*** Available data ***

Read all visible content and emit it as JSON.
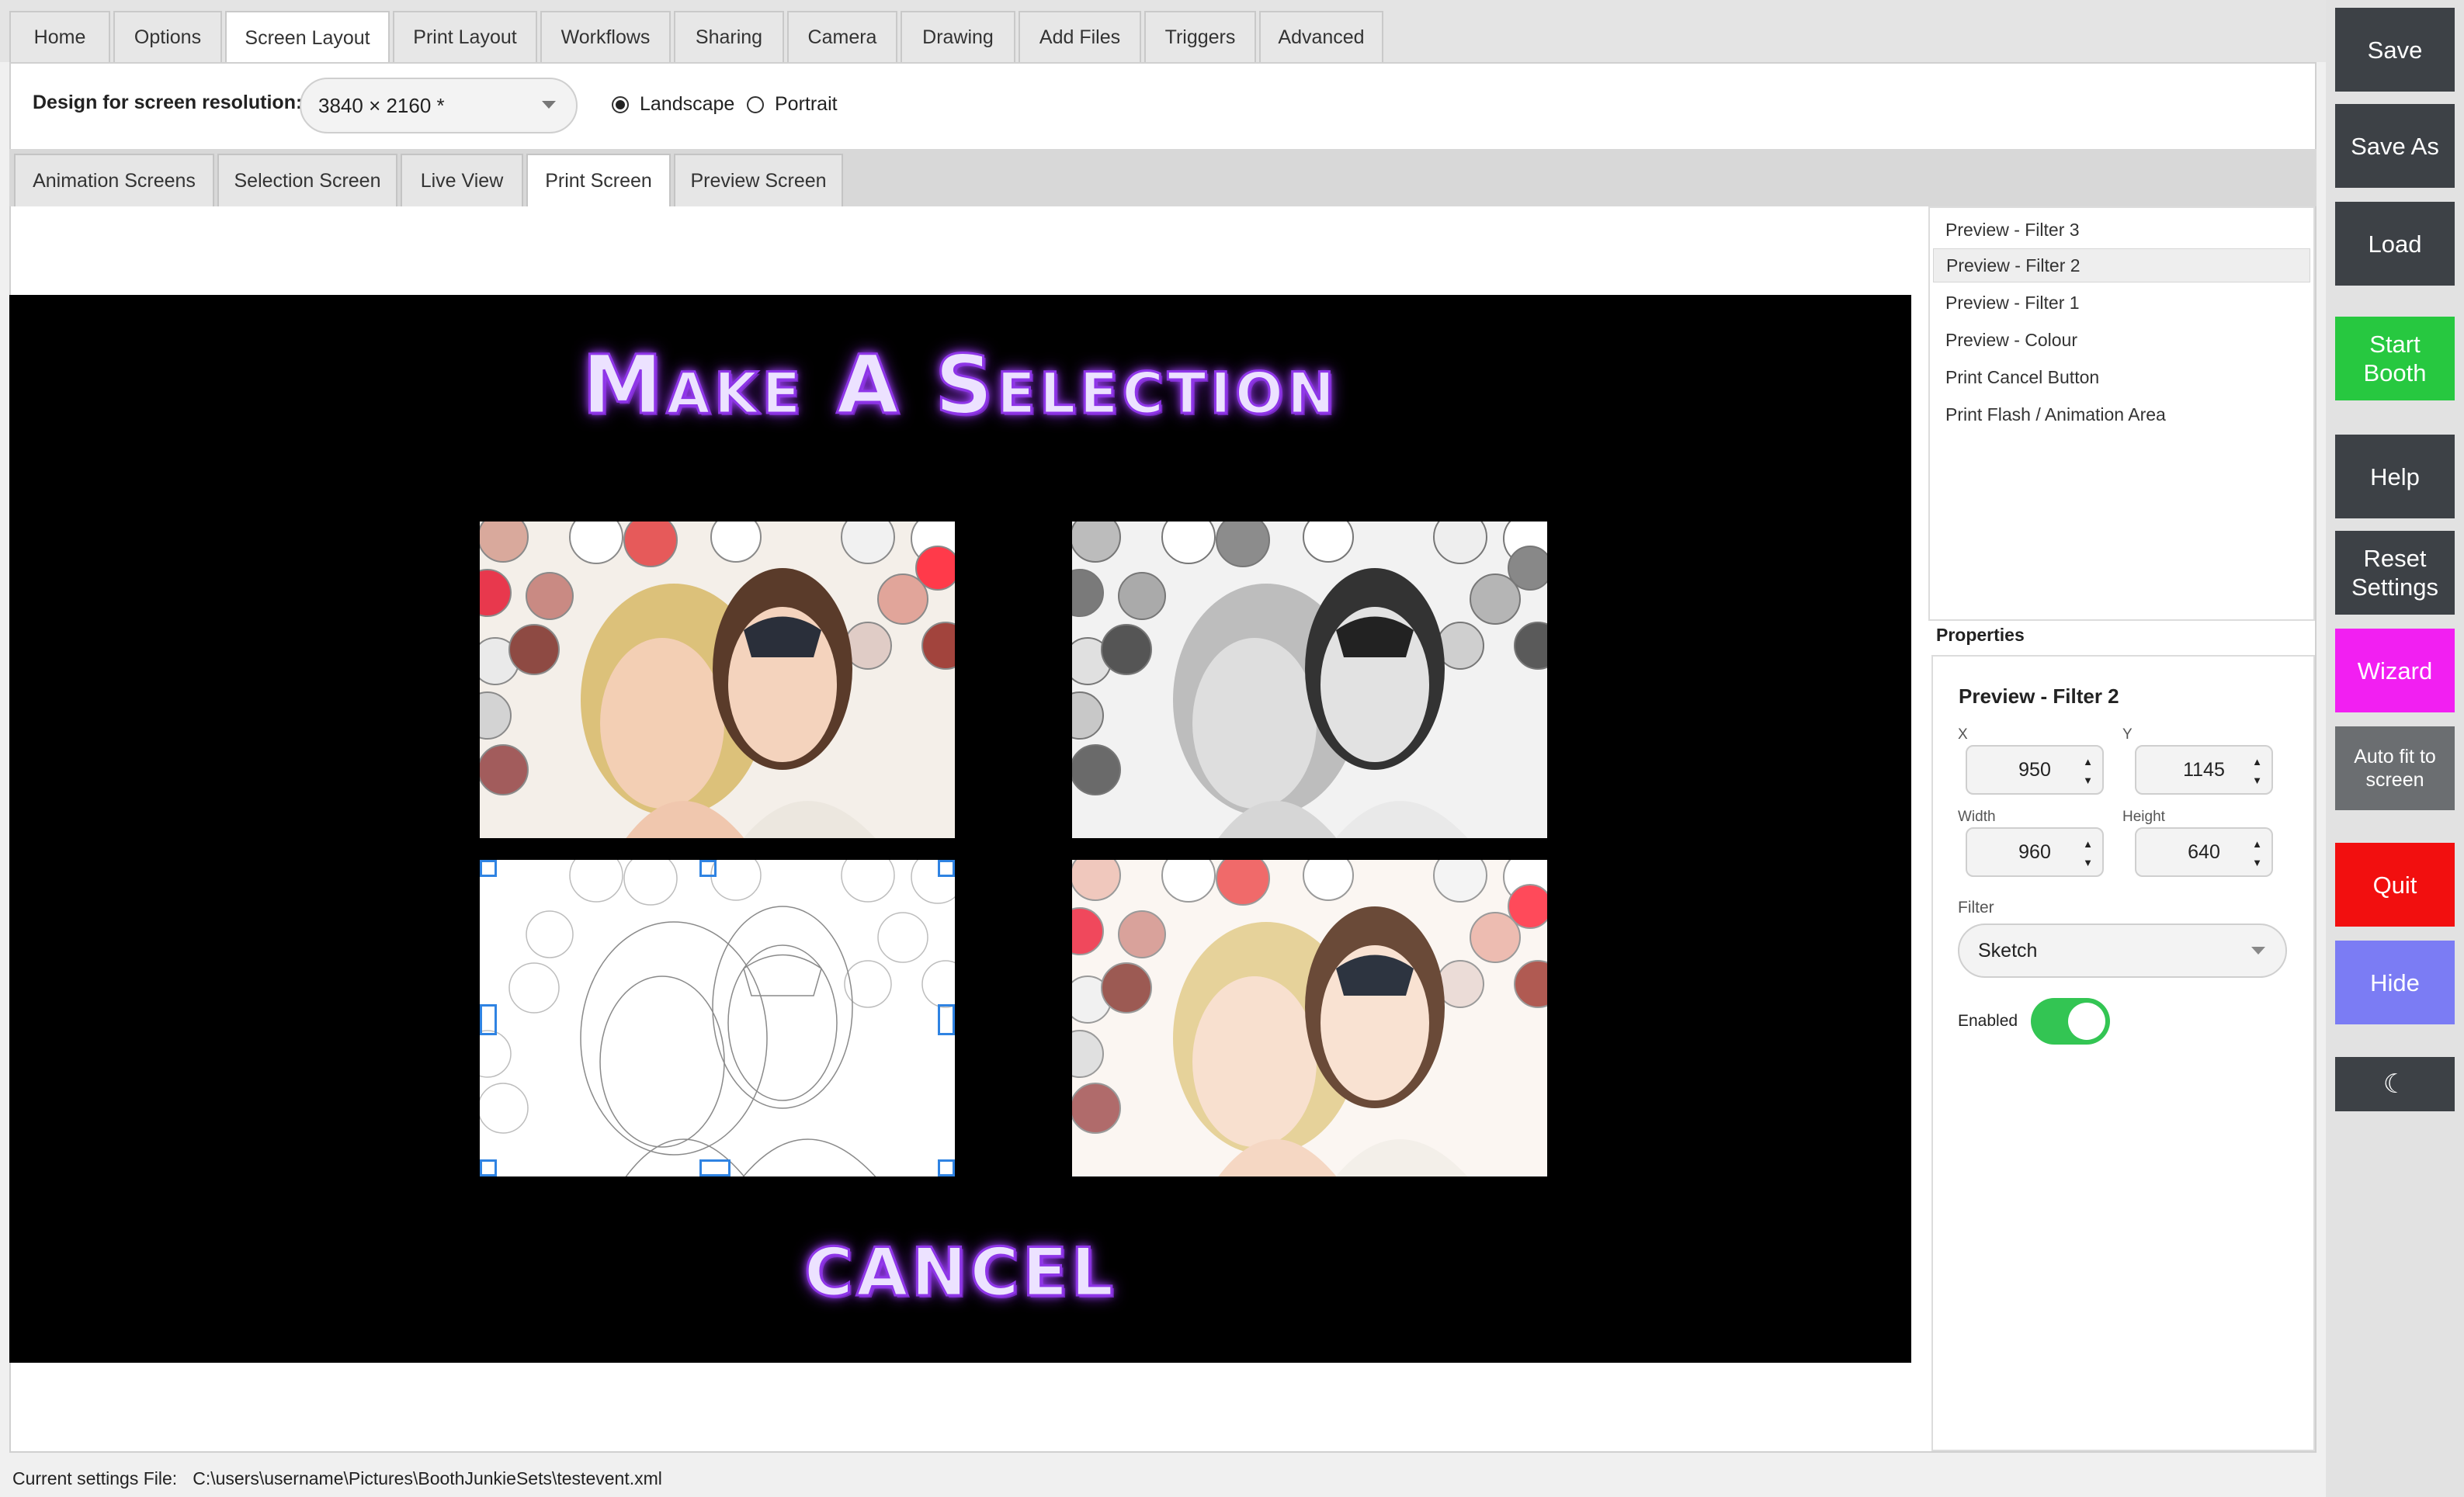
{
  "tabs": [
    "Home",
    "Options",
    "Screen Layout",
    "Print Layout",
    "Workflows",
    "Sharing",
    "Camera",
    "Drawing",
    "Add Files",
    "Triggers",
    "Advanced"
  ],
  "resolution": {
    "label": "Design for screen resolution:",
    "value": "3840 × 2160 *"
  },
  "orientation": {
    "landscape": "Landscape",
    "portrait": "Portrait",
    "selected": "Landscape"
  },
  "subtabs": [
    "Animation Screens",
    "Selection Screen",
    "Live View",
    "Print Screen",
    "Preview Screen"
  ],
  "canvas": {
    "headline": "Make A Selection",
    "cancel": "CANCEL"
  },
  "elements": [
    "Preview - Filter 3",
    "Preview - Filter 2",
    "Preview - Filter 1",
    "Preview - Colour",
    "Print Cancel Button",
    "Print Flash / Animation Area"
  ],
  "selected_element": "Preview - Filter 2",
  "properties": {
    "heading": "Properties",
    "title": "Preview - Filter 2",
    "x_label": "X",
    "x": "950",
    "y_label": "Y",
    "y": "1145",
    "width_label": "Width",
    "width": "960",
    "height_label": "Height",
    "height": "640",
    "filter_label": "Filter",
    "filter": "Sketch",
    "enabled_label": "Enabled",
    "enabled": true
  },
  "buttons": {
    "save": "Save",
    "save_as": "Save As",
    "load": "Load",
    "start_booth": "Start Booth",
    "help": "Help",
    "reset_settings": "Reset Settings",
    "wizard": "Wizard",
    "auto_fit": "Auto fit to screen",
    "quit": "Quit",
    "hide": "Hide",
    "theme": "☾"
  },
  "colors": {
    "start_booth": "#27c840",
    "wizard": "#f21ff2",
    "quit": "#f20f0f",
    "hide": "#7b7cf4",
    "dark_button": "#3d4146",
    "auto_fit": "#6b6e71"
  },
  "status": {
    "label": "Current settings File:",
    "path": "C:\\users\\username\\Pictures\\BoothJunkieSets\\testevent.xml"
  }
}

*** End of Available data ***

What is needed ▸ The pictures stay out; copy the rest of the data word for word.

Answer section ▸
Read all visible content and emit it as JSON.
{
  "tabs": [
    "Home",
    "Options",
    "Screen Layout",
    "Print Layout",
    "Workflows",
    "Sharing",
    "Camera",
    "Drawing",
    "Add Files",
    "Triggers",
    "Advanced"
  ],
  "resolution": {
    "label": "Design for screen resolution:",
    "value": "3840 × 2160 *"
  },
  "orientation": {
    "landscape": "Landscape",
    "portrait": "Portrait",
    "selected": "Landscape"
  },
  "subtabs": [
    "Animation Screens",
    "Selection Screen",
    "Live View",
    "Print Screen",
    "Preview Screen"
  ],
  "canvas": {
    "headline": "Make A Selection",
    "cancel": "CANCEL"
  },
  "elements": [
    "Preview - Filter 3",
    "Preview - Filter 2",
    "Preview - Filter 1",
    "Preview - Colour",
    "Print Cancel Button",
    "Print Flash / Animation Area"
  ],
  "selected_element": "Preview - Filter 2",
  "properties": {
    "heading": "Properties",
    "title": "Preview - Filter 2",
    "x_label": "X",
    "x": "950",
    "y_label": "Y",
    "y": "1145",
    "width_label": "Width",
    "width": "960",
    "height_label": "Height",
    "height": "640",
    "filter_label": "Filter",
    "filter": "Sketch",
    "enabled_label": "Enabled",
    "enabled": true
  },
  "buttons": {
    "save": "Save",
    "save_as": "Save As",
    "load": "Load",
    "start_booth": "Start Booth",
    "help": "Help",
    "reset_settings": "Reset Settings",
    "wizard": "Wizard",
    "auto_fit": "Auto fit to screen",
    "quit": "Quit",
    "hide": "Hide",
    "theme": "☾"
  },
  "colors": {
    "start_booth": "#27c840",
    "wizard": "#f21ff2",
    "quit": "#f20f0f",
    "hide": "#7b7cf4",
    "dark_button": "#3d4146",
    "auto_fit": "#6b6e71"
  },
  "status": {
    "label": "Current settings File:",
    "path": "C:\\users\\username\\Pictures\\BoothJunkieSets\\testevent.xml"
  }
}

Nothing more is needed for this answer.